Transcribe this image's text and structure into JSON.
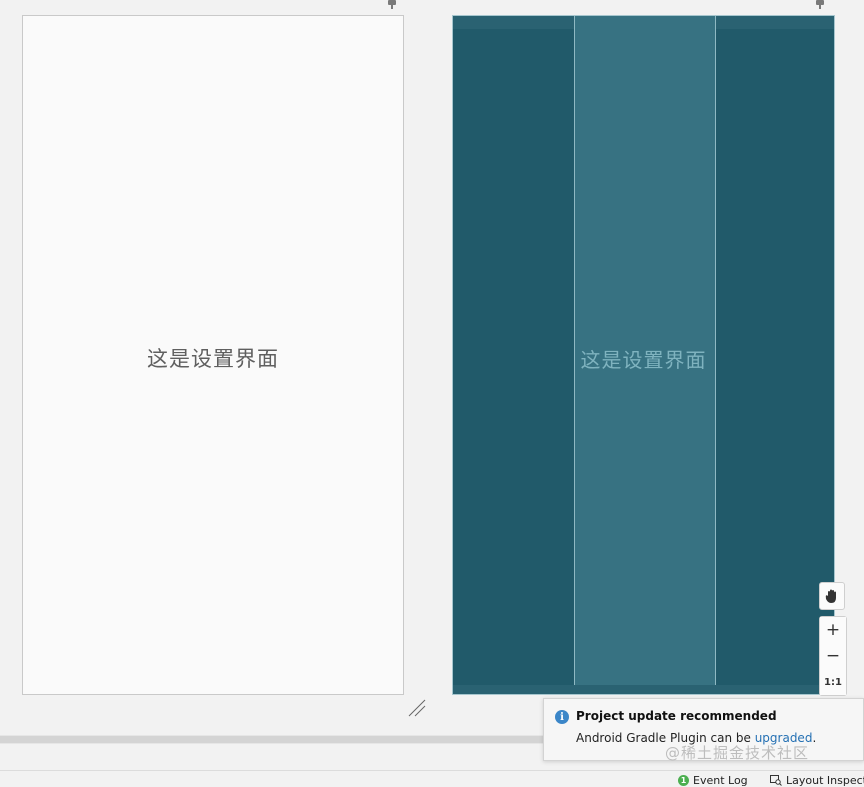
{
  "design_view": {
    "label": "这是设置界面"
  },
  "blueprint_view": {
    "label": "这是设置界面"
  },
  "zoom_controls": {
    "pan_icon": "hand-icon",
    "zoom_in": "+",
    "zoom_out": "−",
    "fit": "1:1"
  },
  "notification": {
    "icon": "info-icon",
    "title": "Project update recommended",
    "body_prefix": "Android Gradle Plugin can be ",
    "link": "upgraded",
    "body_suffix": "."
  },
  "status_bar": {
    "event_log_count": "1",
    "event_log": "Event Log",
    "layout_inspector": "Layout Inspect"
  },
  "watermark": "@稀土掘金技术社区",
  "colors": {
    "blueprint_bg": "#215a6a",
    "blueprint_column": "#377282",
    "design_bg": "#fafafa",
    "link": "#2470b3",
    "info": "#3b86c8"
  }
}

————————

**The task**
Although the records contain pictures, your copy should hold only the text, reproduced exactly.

**The answer**
Transcribe this image's text and structure into JSON.
{
  "design_view": {
    "label": "这是设置界面"
  },
  "blueprint_view": {
    "label": "这是设置界面"
  },
  "zoom_controls": {
    "pan_icon": "hand-icon",
    "zoom_in": "+",
    "zoom_out": "−",
    "fit": "1:1"
  },
  "notification": {
    "icon": "info-icon",
    "title": "Project update recommended",
    "body_prefix": "Android Gradle Plugin can be ",
    "link": "upgraded",
    "body_suffix": "."
  },
  "status_bar": {
    "event_log_count": "1",
    "event_log": "Event Log",
    "layout_inspector": "Layout Inspect"
  },
  "watermark": "@稀土掘金技术社区",
  "colors": {
    "blueprint_bg": "#215a6a",
    "blueprint_column": "#377282",
    "design_bg": "#fafafa",
    "link": "#2470b3",
    "info": "#3b86c8"
  }
}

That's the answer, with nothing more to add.